*Task to complete*.
Work through the lines below and count those holding "dokumenta"; reply with the number only.
** Opening Data for this exercise block **
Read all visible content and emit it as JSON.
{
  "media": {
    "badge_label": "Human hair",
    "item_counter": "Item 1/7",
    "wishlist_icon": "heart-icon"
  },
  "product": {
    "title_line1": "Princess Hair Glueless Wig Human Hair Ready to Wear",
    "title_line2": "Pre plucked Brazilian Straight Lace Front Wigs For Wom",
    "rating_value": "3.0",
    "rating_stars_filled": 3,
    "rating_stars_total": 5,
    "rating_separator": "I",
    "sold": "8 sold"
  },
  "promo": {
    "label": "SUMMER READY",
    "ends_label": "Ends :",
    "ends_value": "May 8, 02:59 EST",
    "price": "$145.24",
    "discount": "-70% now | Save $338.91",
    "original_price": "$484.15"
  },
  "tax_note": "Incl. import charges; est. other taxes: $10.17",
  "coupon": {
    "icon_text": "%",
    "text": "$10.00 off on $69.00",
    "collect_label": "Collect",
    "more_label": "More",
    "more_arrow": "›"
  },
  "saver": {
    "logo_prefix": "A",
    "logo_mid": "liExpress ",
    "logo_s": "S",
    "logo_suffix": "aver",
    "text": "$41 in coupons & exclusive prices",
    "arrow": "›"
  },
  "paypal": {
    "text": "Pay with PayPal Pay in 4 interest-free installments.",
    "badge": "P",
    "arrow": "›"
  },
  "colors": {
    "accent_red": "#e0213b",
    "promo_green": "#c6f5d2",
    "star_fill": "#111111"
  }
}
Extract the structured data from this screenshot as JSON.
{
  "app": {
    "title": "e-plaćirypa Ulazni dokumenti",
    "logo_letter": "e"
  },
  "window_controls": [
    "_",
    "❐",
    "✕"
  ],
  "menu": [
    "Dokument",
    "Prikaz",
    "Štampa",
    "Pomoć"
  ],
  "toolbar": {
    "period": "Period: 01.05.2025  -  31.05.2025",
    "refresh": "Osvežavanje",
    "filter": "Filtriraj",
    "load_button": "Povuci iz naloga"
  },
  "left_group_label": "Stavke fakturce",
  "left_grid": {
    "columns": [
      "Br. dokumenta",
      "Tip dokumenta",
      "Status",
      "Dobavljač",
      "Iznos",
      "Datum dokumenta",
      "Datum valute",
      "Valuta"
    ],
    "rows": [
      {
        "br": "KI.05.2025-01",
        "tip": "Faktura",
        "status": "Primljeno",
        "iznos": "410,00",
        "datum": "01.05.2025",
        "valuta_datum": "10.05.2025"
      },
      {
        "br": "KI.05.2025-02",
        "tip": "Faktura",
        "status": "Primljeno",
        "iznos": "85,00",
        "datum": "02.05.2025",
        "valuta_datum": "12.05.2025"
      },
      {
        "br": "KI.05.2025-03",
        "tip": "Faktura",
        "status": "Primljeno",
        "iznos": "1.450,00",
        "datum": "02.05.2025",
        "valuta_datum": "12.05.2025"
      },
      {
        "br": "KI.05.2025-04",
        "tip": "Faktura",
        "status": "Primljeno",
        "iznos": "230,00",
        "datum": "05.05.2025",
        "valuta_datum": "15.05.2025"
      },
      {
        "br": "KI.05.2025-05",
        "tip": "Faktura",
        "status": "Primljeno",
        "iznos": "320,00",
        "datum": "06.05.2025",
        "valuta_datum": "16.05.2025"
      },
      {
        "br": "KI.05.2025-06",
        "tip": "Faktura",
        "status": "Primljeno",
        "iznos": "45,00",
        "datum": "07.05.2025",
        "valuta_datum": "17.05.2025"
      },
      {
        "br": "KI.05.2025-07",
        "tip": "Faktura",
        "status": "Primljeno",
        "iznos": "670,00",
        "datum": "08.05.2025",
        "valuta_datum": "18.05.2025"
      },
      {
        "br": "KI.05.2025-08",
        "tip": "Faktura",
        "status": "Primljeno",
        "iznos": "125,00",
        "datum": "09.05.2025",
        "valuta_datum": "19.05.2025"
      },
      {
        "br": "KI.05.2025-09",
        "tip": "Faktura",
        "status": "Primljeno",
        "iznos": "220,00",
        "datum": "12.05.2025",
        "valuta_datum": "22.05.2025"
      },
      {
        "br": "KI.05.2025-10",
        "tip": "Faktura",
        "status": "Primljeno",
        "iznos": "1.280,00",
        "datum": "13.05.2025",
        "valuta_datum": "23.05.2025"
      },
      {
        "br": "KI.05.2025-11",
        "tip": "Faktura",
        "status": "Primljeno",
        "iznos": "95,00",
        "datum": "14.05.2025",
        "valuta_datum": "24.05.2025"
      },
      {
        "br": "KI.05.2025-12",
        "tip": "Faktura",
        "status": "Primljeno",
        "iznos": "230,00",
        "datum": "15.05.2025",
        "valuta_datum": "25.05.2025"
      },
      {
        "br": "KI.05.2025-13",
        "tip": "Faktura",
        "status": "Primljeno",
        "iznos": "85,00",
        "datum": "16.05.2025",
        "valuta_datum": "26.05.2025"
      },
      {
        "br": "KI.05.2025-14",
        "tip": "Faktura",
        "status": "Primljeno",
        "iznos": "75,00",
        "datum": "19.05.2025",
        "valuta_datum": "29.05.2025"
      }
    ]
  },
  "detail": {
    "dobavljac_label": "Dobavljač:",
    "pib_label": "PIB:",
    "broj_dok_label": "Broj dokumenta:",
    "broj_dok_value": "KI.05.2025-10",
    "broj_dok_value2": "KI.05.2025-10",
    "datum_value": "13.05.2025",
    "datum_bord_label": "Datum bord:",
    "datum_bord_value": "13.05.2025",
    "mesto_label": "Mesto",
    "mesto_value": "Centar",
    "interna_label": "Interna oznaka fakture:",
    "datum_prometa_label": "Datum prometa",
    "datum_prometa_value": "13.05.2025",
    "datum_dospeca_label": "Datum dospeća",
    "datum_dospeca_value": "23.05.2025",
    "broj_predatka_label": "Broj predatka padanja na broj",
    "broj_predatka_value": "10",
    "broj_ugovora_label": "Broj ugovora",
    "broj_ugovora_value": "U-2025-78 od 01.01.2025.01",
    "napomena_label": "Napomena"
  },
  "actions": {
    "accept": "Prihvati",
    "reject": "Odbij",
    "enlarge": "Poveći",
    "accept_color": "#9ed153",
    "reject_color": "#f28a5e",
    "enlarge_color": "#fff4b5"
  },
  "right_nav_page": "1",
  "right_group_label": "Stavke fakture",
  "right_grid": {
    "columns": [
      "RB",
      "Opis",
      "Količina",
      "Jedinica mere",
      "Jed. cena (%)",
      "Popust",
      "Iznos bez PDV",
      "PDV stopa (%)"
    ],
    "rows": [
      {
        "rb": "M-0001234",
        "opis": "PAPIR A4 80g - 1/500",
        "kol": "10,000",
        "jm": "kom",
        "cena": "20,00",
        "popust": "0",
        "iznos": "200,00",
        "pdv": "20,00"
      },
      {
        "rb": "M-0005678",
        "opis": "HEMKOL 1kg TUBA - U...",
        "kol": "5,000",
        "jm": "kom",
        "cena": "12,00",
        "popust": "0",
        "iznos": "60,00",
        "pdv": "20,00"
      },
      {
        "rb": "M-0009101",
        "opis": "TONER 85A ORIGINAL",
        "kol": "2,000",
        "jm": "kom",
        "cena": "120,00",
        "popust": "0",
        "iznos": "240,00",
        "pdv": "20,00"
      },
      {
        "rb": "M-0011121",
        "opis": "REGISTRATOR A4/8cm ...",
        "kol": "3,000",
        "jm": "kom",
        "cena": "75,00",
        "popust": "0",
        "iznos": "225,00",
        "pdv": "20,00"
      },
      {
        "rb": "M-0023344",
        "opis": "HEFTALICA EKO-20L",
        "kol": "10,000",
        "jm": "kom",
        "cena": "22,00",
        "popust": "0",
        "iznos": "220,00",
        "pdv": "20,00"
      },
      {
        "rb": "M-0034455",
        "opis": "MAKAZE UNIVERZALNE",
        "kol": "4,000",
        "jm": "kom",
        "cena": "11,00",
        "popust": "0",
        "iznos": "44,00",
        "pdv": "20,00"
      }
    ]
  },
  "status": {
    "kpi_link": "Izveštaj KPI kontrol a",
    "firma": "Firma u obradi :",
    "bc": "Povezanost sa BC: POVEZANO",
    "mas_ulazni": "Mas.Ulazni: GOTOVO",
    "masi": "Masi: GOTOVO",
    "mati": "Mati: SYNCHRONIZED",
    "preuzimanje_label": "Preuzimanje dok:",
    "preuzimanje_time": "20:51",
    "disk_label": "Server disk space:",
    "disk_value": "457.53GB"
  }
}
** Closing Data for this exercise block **
*Answer below*.
4